═════ THE RECORDS

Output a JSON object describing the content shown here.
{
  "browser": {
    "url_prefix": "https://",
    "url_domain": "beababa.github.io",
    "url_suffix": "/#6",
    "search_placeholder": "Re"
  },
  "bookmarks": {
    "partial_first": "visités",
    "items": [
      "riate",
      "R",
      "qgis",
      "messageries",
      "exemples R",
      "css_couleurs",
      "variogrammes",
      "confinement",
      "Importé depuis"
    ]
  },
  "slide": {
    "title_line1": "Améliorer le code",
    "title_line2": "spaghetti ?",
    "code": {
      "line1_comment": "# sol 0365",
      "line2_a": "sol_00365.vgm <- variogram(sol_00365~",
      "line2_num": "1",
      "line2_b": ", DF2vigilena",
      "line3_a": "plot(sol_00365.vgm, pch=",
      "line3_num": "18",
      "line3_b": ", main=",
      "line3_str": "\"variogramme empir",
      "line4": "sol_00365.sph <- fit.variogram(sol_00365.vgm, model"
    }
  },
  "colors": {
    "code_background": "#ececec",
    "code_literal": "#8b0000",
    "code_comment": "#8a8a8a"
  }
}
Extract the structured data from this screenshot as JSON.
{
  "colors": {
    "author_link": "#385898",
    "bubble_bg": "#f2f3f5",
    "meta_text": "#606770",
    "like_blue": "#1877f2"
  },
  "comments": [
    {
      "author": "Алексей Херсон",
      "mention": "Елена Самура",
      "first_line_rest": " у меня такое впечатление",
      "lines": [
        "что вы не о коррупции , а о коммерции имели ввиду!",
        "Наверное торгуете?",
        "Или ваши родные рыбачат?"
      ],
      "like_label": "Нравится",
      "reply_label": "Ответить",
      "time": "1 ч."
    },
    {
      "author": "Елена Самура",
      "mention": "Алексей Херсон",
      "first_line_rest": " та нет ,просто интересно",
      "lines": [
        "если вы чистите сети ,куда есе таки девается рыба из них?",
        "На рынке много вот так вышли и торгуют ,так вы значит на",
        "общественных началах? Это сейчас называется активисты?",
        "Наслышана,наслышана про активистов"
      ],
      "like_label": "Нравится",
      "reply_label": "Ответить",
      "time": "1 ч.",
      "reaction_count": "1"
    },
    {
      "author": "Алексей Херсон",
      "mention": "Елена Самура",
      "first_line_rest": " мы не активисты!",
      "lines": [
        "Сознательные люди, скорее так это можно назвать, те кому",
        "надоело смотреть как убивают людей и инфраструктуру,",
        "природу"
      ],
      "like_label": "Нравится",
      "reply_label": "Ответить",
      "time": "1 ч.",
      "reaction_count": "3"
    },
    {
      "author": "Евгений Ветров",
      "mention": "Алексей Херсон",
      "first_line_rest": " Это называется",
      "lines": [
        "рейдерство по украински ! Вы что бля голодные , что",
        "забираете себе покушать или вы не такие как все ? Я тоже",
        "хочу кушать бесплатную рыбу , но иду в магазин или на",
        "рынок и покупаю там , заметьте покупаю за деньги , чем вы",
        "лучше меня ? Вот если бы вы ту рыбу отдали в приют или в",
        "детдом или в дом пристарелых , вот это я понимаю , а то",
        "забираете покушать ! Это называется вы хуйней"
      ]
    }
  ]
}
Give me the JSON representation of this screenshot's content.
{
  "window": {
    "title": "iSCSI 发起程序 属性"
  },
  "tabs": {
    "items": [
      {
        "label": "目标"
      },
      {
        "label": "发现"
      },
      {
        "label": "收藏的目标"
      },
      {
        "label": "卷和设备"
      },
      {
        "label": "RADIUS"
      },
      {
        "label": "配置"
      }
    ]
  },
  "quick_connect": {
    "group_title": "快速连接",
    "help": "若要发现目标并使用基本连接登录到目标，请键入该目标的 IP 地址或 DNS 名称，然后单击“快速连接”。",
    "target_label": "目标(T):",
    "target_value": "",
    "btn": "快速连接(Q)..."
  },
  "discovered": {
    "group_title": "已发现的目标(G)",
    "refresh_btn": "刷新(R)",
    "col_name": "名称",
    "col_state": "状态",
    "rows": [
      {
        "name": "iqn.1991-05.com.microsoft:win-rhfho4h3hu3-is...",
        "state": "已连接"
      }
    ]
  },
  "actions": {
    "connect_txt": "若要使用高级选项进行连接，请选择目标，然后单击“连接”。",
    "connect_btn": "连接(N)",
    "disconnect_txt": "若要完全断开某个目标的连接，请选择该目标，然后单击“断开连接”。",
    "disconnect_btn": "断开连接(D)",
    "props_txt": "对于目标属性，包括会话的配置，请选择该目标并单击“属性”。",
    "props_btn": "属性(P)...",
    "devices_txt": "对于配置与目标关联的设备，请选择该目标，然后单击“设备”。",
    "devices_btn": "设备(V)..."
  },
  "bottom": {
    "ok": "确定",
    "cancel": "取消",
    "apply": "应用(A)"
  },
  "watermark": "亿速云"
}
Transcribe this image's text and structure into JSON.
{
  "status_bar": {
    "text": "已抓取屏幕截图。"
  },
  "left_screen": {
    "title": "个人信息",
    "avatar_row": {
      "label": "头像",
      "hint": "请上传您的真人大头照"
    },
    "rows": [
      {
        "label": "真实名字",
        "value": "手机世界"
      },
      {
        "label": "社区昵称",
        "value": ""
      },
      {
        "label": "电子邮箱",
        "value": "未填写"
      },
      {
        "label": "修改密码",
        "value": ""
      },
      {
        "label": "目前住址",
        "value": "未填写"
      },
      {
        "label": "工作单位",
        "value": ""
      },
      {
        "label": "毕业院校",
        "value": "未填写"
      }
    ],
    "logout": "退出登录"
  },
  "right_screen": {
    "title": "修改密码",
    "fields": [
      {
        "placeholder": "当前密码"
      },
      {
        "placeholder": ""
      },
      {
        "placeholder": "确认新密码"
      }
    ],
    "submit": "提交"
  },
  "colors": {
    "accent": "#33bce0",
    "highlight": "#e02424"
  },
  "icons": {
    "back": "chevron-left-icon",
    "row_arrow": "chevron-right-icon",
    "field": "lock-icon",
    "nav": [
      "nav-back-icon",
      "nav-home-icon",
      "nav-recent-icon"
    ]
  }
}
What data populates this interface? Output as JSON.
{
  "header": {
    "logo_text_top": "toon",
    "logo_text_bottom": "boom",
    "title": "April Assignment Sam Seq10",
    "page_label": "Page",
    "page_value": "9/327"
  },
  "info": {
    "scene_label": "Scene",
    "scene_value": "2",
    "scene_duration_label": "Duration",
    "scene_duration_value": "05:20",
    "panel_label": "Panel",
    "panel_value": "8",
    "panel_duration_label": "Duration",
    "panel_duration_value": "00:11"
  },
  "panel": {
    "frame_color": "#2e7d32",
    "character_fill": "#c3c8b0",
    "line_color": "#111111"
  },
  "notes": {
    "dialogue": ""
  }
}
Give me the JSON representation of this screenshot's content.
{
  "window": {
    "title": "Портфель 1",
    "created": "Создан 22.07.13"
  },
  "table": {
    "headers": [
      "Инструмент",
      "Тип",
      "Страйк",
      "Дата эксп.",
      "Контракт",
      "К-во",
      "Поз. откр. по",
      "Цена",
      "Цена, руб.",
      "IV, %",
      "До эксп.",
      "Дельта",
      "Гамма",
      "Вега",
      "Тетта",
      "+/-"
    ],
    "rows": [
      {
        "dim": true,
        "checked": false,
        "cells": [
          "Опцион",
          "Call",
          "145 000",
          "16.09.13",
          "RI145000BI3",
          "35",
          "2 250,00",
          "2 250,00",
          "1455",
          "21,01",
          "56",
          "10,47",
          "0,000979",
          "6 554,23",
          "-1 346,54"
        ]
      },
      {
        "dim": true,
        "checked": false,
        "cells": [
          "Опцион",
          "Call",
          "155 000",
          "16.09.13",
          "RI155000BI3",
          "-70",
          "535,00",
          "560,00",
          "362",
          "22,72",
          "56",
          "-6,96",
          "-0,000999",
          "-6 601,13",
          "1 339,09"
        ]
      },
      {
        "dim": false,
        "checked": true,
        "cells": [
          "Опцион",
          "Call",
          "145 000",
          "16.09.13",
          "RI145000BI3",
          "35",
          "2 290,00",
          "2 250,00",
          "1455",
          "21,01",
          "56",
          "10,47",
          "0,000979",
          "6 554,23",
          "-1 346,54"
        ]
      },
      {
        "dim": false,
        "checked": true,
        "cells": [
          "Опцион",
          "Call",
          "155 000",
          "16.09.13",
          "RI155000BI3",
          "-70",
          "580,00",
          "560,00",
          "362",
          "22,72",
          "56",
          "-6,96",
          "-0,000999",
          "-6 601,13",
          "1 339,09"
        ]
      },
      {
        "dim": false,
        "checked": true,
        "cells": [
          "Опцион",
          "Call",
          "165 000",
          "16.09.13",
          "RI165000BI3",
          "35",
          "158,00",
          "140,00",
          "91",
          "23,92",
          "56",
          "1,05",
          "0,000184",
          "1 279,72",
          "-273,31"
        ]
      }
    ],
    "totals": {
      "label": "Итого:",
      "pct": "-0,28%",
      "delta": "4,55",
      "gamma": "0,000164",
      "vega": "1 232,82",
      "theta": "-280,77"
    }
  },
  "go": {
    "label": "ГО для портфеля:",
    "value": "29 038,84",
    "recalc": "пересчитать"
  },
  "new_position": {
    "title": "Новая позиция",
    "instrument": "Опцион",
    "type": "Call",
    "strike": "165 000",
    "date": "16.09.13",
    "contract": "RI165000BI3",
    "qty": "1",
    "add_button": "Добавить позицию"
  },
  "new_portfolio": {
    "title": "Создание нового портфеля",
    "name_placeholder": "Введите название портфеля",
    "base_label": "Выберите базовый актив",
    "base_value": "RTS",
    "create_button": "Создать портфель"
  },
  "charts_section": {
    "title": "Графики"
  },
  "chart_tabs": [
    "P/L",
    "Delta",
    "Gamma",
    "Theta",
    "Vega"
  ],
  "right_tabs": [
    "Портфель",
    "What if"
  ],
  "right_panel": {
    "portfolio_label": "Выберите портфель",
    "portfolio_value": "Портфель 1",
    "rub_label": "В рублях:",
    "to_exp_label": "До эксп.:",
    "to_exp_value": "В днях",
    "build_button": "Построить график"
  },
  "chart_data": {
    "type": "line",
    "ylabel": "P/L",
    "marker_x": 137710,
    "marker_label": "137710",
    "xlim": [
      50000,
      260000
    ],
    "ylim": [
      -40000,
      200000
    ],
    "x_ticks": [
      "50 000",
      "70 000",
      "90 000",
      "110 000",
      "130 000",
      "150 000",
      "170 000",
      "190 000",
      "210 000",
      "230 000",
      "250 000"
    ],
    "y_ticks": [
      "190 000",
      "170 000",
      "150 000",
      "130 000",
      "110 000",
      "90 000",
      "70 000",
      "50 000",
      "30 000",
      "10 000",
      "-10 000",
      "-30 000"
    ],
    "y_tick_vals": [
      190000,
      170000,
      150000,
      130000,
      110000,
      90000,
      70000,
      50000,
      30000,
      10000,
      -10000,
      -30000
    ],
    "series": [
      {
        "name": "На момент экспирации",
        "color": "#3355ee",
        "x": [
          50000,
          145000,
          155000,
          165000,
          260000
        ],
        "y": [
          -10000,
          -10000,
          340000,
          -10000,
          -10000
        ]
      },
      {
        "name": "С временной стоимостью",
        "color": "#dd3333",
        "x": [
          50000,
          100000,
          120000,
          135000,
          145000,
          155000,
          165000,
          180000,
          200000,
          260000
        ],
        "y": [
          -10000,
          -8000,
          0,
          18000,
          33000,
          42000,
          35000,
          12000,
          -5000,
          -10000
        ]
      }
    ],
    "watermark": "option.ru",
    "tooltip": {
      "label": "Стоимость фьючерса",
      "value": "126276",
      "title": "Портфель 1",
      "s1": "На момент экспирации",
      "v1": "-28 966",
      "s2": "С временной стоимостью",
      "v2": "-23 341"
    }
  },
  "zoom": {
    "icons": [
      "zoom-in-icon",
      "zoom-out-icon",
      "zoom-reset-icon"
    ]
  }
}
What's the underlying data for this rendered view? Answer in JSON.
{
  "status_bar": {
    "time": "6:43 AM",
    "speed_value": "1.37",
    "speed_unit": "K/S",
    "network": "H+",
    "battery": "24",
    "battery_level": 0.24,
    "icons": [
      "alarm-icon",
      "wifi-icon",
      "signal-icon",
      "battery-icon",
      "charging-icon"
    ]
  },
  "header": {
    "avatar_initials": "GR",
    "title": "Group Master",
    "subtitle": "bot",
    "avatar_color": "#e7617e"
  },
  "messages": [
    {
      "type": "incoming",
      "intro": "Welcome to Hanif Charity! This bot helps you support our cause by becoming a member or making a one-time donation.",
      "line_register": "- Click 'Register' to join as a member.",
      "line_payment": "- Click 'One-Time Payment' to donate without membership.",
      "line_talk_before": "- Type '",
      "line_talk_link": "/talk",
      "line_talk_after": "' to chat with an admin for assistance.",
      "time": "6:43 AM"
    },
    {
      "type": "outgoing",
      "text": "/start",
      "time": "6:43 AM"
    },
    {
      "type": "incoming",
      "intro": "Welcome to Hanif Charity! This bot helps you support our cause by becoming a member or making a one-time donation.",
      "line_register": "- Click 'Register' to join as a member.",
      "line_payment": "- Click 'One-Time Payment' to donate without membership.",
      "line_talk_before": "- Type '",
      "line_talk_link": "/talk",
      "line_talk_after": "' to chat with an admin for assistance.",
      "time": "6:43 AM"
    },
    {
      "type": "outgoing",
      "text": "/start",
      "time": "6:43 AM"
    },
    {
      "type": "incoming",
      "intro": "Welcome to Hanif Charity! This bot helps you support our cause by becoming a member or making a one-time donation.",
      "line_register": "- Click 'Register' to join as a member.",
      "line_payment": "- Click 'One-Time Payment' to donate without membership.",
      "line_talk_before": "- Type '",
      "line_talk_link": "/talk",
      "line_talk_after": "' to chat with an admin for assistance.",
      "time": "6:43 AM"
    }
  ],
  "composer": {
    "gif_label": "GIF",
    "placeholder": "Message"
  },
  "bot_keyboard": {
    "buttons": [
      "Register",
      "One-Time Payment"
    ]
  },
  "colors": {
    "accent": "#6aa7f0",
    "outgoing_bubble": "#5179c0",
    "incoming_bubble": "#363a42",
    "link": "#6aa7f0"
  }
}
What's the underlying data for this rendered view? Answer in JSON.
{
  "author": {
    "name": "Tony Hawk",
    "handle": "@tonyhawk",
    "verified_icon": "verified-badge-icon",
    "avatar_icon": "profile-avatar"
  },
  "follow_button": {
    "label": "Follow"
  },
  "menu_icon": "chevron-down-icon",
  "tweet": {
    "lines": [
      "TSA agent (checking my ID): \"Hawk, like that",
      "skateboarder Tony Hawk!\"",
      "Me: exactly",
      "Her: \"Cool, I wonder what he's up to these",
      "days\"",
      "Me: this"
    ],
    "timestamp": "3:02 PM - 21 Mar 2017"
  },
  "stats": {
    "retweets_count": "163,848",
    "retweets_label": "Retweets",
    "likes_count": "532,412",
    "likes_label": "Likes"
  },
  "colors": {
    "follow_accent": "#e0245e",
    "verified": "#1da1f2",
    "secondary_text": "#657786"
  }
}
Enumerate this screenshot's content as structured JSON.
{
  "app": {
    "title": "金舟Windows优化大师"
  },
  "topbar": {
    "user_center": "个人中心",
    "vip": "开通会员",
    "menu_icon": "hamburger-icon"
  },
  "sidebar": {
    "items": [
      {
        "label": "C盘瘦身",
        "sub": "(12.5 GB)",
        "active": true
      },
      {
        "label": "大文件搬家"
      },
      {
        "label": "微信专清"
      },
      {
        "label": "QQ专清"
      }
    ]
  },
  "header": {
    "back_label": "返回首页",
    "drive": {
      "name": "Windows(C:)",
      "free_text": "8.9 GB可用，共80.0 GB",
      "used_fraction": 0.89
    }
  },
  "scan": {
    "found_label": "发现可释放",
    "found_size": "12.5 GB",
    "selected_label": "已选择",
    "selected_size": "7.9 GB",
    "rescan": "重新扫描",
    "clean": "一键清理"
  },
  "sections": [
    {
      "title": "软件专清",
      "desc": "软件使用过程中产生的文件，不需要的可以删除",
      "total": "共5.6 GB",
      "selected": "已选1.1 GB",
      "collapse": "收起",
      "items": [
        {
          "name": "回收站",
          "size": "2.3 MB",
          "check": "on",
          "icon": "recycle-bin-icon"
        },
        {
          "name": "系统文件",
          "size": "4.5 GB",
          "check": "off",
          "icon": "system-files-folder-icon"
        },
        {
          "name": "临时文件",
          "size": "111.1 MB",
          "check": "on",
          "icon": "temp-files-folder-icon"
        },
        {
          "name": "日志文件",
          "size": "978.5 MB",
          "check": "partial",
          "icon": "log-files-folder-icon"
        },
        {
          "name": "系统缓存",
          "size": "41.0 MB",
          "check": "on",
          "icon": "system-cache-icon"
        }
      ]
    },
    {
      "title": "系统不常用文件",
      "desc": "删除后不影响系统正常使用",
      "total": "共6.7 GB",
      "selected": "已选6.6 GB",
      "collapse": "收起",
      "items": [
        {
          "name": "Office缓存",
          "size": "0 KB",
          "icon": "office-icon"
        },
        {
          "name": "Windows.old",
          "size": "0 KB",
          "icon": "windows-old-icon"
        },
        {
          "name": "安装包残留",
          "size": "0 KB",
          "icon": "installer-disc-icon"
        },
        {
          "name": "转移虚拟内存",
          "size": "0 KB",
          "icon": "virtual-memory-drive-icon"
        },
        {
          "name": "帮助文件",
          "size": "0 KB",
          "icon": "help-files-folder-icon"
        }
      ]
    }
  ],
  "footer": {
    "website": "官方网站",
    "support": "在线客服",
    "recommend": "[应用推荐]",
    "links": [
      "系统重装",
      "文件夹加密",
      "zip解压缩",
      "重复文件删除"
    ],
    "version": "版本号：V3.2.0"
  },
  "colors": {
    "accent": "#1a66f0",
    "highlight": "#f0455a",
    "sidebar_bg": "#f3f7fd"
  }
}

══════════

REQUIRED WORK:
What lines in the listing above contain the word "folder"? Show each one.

YOUR SOLUTION:
          "icon": "system-files-folder-icon"
          "icon": "temp-files-folder-icon"
          "icon": "log-files-folder-icon"
          "icon": "help-files-folder-icon"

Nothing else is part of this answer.